The autonomous region of Navarre in the middle of northern Spain is characterised by the steep, rocky and often stormy Atlantic coast in the northwest, the countless valleys of the Pyrenees and their foothills in the northeast, the dry basin surrounding Pamplona and the banks of the river Ebro to the south. This rather matter-of-fact description reflects the natural variety of the wines produced in this former kingdom (824-1841).

Even the Romans made wine in Navarre. However, after a series of different powers occupied the region, each preferring different drinks, wine production ground to a halt for a long time. It was not until the 12th century, when monks from Cluny on the Loire and Cîteaux in Burgundy established monasteries in Navarre, that winegrowing finally experienced a recovery. The traces can still be seen today on the Ruta de los Vinos de Santiago wine route, which runs alongside the Camino de Santiago, the world’s best-known pilgrimage trail, passing through many wonderfully preserved villages, churches, monasteries, palaces and wineries.

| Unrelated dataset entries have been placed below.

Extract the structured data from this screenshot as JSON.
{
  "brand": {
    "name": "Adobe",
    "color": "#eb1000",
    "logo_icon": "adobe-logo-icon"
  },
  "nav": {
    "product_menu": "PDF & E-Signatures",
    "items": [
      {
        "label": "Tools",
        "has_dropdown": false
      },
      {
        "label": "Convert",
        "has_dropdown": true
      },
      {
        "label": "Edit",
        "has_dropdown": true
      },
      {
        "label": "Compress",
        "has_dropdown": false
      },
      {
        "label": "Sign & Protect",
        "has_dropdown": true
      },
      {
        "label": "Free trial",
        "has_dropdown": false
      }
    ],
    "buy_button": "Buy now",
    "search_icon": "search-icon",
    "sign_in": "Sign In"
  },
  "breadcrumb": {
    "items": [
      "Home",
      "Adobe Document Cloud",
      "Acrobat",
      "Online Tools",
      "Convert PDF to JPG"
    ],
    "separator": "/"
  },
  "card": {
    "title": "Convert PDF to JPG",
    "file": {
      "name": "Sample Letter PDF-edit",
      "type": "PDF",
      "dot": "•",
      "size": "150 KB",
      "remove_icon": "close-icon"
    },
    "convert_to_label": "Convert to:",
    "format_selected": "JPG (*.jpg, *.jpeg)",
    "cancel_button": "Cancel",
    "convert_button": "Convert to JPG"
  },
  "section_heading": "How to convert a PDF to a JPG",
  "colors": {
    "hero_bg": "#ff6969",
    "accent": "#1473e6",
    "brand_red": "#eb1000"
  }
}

Today, Navarre’s five wine growing regions extend over 15,280 hectares to the south of Pamplona. The region mainly produces (70 percent) powerful, rich red wines from the old Spanish grape varieties Tempranillo and Grenache, and modern French varieties Cabernet Sauvignon and Merlot. Around 25 percent is fresh and fruity rosé wines (Rosado or Clarete) and some five percent is dry white wines with floral notes made from Chardonnay and Viura grapes, and sweet Moscatel wines.

Navarre has one of the most liberal wine laws in Spain, which is why it is possible to find examples of almost any style of wine: single-variety wines and cuvées in every possible combination, wonderfully old-fashioned country wines and modern designer wines, wines made from vines up to 70 years old, and from three-year-old “youngsters”. The spectrum of red wines ranges from young, edgy heavyweights through to single estate (Pago in Spanish) Gran Reservas matured in the wood for up to 36 months and which are only drinkable after at least ten years, although once they are mature they put many Bordeaux wines in the shade when it comes to elegance, complexity and silky smoothness. Unfortunately, many white wines are also produced in barrique barrels, which often rob them of their fruity notes. However, that’s all changing now: an incredible number of highly-trained women work in both family-owned bodegas and cooperatives. They not only reduce the amount of time wine spends in the barrel, but are also increasingly replanting the old grape varieties. And the best thing about this is that more and more of these wines are being exported, and are thus available outside Navarre.

Text: Rainer Meier

Further information can be found on the internet at (Spanish, English, German)